Your task →
The reply should consist of every entry, repeated exactly.
*** Information provided
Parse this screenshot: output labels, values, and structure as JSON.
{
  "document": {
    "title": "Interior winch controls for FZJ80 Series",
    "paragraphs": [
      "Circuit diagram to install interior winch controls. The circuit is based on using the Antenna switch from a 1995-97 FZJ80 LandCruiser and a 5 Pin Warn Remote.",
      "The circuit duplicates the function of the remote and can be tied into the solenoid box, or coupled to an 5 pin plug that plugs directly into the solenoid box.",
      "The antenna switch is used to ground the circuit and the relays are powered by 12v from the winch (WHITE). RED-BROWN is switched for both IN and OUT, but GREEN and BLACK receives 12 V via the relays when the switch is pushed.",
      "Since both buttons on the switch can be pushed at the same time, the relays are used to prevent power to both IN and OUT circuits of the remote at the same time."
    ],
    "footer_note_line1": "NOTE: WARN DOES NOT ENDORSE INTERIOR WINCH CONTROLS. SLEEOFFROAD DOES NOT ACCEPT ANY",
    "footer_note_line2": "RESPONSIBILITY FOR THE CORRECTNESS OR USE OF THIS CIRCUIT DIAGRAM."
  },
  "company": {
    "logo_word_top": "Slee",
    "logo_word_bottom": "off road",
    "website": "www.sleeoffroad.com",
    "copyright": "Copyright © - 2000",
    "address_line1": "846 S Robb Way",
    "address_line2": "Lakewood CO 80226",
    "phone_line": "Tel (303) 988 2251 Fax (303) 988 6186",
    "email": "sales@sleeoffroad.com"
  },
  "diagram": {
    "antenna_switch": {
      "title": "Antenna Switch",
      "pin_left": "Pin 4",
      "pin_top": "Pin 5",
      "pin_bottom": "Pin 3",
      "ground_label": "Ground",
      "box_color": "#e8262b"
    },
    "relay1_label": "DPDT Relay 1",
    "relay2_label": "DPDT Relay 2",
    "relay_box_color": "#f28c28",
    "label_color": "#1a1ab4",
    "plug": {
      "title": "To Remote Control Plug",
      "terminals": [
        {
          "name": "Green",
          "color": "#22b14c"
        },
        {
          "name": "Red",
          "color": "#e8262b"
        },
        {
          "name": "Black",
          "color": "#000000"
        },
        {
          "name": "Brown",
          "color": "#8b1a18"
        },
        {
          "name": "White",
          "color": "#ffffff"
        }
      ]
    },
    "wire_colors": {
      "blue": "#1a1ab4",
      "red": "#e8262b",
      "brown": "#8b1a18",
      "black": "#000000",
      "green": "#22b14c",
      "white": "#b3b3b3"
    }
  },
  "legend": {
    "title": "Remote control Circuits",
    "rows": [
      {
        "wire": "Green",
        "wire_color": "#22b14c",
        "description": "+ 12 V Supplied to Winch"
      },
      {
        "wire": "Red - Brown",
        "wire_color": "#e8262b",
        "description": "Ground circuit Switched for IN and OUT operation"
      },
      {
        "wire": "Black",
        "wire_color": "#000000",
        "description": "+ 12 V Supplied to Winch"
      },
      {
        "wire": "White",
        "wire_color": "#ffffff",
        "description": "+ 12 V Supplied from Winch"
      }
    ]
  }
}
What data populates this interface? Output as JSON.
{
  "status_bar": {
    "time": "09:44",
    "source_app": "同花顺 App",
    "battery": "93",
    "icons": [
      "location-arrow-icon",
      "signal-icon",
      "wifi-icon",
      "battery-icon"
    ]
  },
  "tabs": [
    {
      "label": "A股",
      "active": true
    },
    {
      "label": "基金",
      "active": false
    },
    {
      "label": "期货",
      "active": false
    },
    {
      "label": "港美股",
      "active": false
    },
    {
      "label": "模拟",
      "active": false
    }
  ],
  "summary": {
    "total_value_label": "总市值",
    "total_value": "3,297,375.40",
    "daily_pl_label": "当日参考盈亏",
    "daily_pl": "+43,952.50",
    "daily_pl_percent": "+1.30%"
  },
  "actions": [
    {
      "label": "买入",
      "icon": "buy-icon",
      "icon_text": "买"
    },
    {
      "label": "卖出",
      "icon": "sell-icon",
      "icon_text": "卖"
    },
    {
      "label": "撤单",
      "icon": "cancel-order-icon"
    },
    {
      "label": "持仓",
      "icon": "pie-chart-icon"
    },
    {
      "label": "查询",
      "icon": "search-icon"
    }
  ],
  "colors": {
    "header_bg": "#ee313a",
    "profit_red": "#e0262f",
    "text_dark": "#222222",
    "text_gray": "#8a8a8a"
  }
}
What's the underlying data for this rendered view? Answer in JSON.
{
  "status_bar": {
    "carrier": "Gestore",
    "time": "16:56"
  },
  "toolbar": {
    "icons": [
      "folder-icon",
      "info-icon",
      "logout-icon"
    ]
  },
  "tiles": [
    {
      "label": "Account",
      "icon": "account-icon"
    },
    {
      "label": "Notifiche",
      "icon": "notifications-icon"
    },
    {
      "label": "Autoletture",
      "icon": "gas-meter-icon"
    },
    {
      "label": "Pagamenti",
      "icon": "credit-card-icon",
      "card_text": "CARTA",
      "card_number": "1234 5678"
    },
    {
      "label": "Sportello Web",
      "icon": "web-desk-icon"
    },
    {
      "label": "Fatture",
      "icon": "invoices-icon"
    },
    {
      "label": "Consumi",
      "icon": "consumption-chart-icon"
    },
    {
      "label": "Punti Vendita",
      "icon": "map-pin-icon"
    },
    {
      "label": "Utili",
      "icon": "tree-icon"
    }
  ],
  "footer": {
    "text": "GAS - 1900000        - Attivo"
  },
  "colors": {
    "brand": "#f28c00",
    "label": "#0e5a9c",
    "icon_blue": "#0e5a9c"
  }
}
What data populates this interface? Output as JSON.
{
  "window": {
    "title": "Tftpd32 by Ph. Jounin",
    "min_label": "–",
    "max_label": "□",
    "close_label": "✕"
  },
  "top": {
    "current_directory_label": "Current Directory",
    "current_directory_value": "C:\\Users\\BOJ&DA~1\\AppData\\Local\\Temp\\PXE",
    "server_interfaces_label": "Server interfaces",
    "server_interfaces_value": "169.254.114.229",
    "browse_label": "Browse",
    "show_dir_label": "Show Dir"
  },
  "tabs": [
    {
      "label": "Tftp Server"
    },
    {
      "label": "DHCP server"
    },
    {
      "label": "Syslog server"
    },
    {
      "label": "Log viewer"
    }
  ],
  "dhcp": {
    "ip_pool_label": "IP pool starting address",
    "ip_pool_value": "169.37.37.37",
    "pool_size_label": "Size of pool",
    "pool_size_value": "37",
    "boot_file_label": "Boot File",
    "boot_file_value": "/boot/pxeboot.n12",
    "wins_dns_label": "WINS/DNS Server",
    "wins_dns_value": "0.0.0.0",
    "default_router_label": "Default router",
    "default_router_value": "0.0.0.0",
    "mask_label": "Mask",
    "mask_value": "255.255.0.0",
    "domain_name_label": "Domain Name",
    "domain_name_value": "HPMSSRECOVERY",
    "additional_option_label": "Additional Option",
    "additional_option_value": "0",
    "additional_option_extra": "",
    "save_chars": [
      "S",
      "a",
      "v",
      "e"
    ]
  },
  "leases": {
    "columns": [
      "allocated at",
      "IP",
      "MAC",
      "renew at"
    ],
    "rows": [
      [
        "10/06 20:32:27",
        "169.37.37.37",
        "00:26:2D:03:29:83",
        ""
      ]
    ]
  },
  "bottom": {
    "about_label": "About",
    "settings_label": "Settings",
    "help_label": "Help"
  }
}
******
Response for this exercise →
Parse this screenshot: output labels, values, and structure as JSON.
{
  "document": {
    "title": "Interior winch controls for FZJ80 Series",
    "paragraphs": [
      "Circuit diagram to install interior winch controls. The circuit is based on using the Antenna switch from a 1995-97 FZJ80 LandCruiser and a 5 Pin Warn Remote.",
      "The circuit duplicates the function of the remote and can be tied into the solenoid box, or coupled to an 5 pin plug that plugs directly into the solenoid box.",
      "The antenna switch is used to ground the circuit and the relays are powered by 12v from the winch (WHITE). RED-BROWN is switched for both IN and OUT, but GREEN and BLACK receives 12 V via the relays when the switch is pushed.",
      "Since both buttons on the switch can be pushed at the same time, the relays are used to prevent power to both IN and OUT circuits of the remote at the same time."
    ],
    "footer_note_line1": "NOTE: WARN DOES NOT ENDORSE INTERIOR WINCH CONTROLS. SLEEOFFROAD DOES NOT ACCEPT ANY",
    "footer_note_line2": "RESPONSIBILITY FOR THE CORRECTNESS OR USE OF THIS CIRCUIT DIAGRAM."
  },
  "company": {
    "logo_word_top": "Slee",
    "logo_word_bottom": "off road",
    "website": "www.sleeoffroad.com",
    "copyright": "Copyright © - 2000",
    "address_line1": "846 S Robb Way",
    "address_line2": "Lakewood CO 80226",
    "phone_line": "Tel (303) 988 2251 Fax (303) 988 6186",
    "email": "sales@sleeoffroad.com"
  },
  "diagram": {
    "antenna_switch": {
      "title": "Antenna Switch",
      "pin_left": "Pin 4",
      "pin_top": "Pin 5",
      "pin_bottom": "Pin 3",
      "ground_label": "Ground",
      "box_color": "#e8262b"
    },
    "relay1_label": "DPDT Relay 1",
    "relay2_label": "DPDT Relay 2",
    "relay_box_color": "#f28c28",
    "label_color": "#1a1ab4",
    "plug": {
      "title": "To Remote Control Plug",
      "terminals": [
        {
          "name": "Green",
          "color": "#22b14c"
        },
        {
          "name": "Red",
          "color": "#e8262b"
        },
        {
          "name": "Black",
          "color": "#000000"
        },
        {
          "name": "Brown",
          "color": "#8b1a18"
        },
        {
          "name": "White",
          "color": "#ffffff"
        }
      ]
    },
    "wire_colors": {
      "blue": "#1a1ab4",
      "red": "#e8262b",
      "brown": "#8b1a18",
      "black": "#000000",
      "green": "#22b14c",
      "white": "#b3b3b3"
    }
  },
  "legend": {
    "title": "Remote control Circuits",
    "rows": [
      {
        "wire": "Green",
        "wire_color": "#22b14c",
        "description": "+ 12 V Supplied to Winch"
      },
      {
        "wire": "Red - Brown",
        "wire_color": "#e8262b",
        "description": "Ground circuit Switched for IN and OUT operation"
      },
      {
        "wire": "Black",
        "wire_color": "#000000",
        "description": "+ 12 V Supplied to Winch"
      },
      {
        "wire": "White",
        "wire_color": "#ffffff",
        "description": "+ 12 V Supplied from Winch"
      }
    ]
  }
}
What data populates this interface? Output as JSON.
{
  "status_bar": {
    "time": "09:44",
    "source_app": "同花顺 App",
    "battery": "93",
    "icons": [
      "location-arrow-icon",
      "signal-icon",
      "wifi-icon",
      "battery-icon"
    ]
  },
  "tabs": [
    {
      "label": "A股",
      "active": true
    },
    {
      "label": "基金",
      "active": false
    },
    {
      "label": "期货",
      "active": false
    },
    {
      "label": "港美股",
      "active": false
    },
    {
      "label": "模拟",
      "active": false
    }
  ],
  "summary": {
    "total_value_label": "总市值",
    "total_value": "3,297,375.40",
    "daily_pl_label": "当日参考盈亏",
    "daily_pl": "+43,952.50",
    "daily_pl_percent": "+1.30%"
  },
  "actions": [
    {
      "label": "买入",
      "icon": "buy-icon",
      "icon_text": "买"
    },
    {
      "label": "卖出",
      "icon": "sell-icon",
      "icon_text": "卖"
    },
    {
      "label": "撤单",
      "icon": "cancel-order-icon"
    },
    {
      "label": "持仓",
      "icon": "pie-chart-icon"
    },
    {
      "label": "查询",
      "icon": "search-icon"
    }
  ],
  "colors": {
    "header_bg": "#ee313a",
    "profit_red": "#e0262f",
    "text_dark": "#222222",
    "text_gray": "#8a8a8a"
  }
}
What's the underlying data for this rendered view? Answer in JSON.
{
  "status_bar": {
    "carrier": "Gestore",
    "time": "16:56"
  },
  "toolbar": {
    "icons": [
      "folder-icon",
      "info-icon",
      "logout-icon"
    ]
  },
  "tiles": [
    {
      "label": "Account",
      "icon": "account-icon"
    },
    {
      "label": "Notifiche",
      "icon": "notifications-icon"
    },
    {
      "label": "Autoletture",
      "icon": "gas-meter-icon"
    },
    {
      "label": "Pagamenti",
      "icon": "credit-card-icon",
      "card_text": "CARTA",
      "card_number": "1234 5678"
    },
    {
      "label": "Sportello Web",
      "icon": "web-desk-icon"
    },
    {
      "label": "Fatture",
      "icon": "invoices-icon"
    },
    {
      "label": "Consumi",
      "icon": "consumption-chart-icon"
    },
    {
      "label": "Punti Vendita",
      "icon": "map-pin-icon"
    },
    {
      "label": "Utili",
      "icon": "tree-icon"
    }
  ],
  "footer": {
    "text": "GAS - 1900000        - Attivo"
  },
  "colors": {
    "brand": "#f28c00",
    "label": "#0e5a9c",
    "icon_blue": "#0e5a9c"
  }
}
What data populates this interface? Output as JSON.
{
  "window": {
    "title": "Tftpd32 by Ph. Jounin",
    "min_label": "–",
    "max_label": "□",
    "close_label": "✕"
  },
  "top": {
    "current_directory_label": "Current Directory",
    "current_directory_value": "C:\\Users\\BOJ&DA~1\\AppData\\Local\\Temp\\PXE",
    "server_interfaces_label": "Server interfaces",
    "server_interfaces_value": "169.254.114.229",
    "browse_label": "Browse",
    "show_dir_label": "Show Dir"
  },
  "tabs": [
    {
      "label": "Tftp Server"
    },
    {
      "label": "DHCP server"
    },
    {
      "label": "Syslog server"
    },
    {
      "label": "Log viewer"
    }
  ],
  "dhcp": {
    "ip_pool_label": "IP pool starting address",
    "ip_pool_value": "169.37.37.37",
    "pool_size_label": "Size of pool",
    "pool_size_value": "37",
    "boot_file_label": "Boot File",
    "boot_file_value": "/boot/pxeboot.n12",
    "wins_dns_label": "WINS/DNS Server",
    "wins_dns_value": "0.0.0.0",
    "default_router_label": "Default router",
    "default_router_value": "0.0.0.0",
    "mask_label": "Mask",
    "mask_value": "255.255.0.0",
    "domain_name_label": "Domain Name",
    "domain_name_value": "HPMSSRECOVERY",
    "additional_option_label": "Additional Option",
    "additional_option_value": "0",
    "additional_option_extra": "",
    "save_chars": [
      "S",
      "a",
      "v",
      "e"
    ]
  },
  "leases": {
    "columns": [
      "allocated at",
      "IP",
      "MAC",
      "renew at"
    ],
    "rows": [
      [
        "10/06 20:32:27",
        "169.37.37.37",
        "00:26:2D:03:29:83",
        ""
      ]
    ]
  },
  "bottom": {
    "about_label": "About",
    "settings_label": "Settings",
    "help_label": "Help"
  }
}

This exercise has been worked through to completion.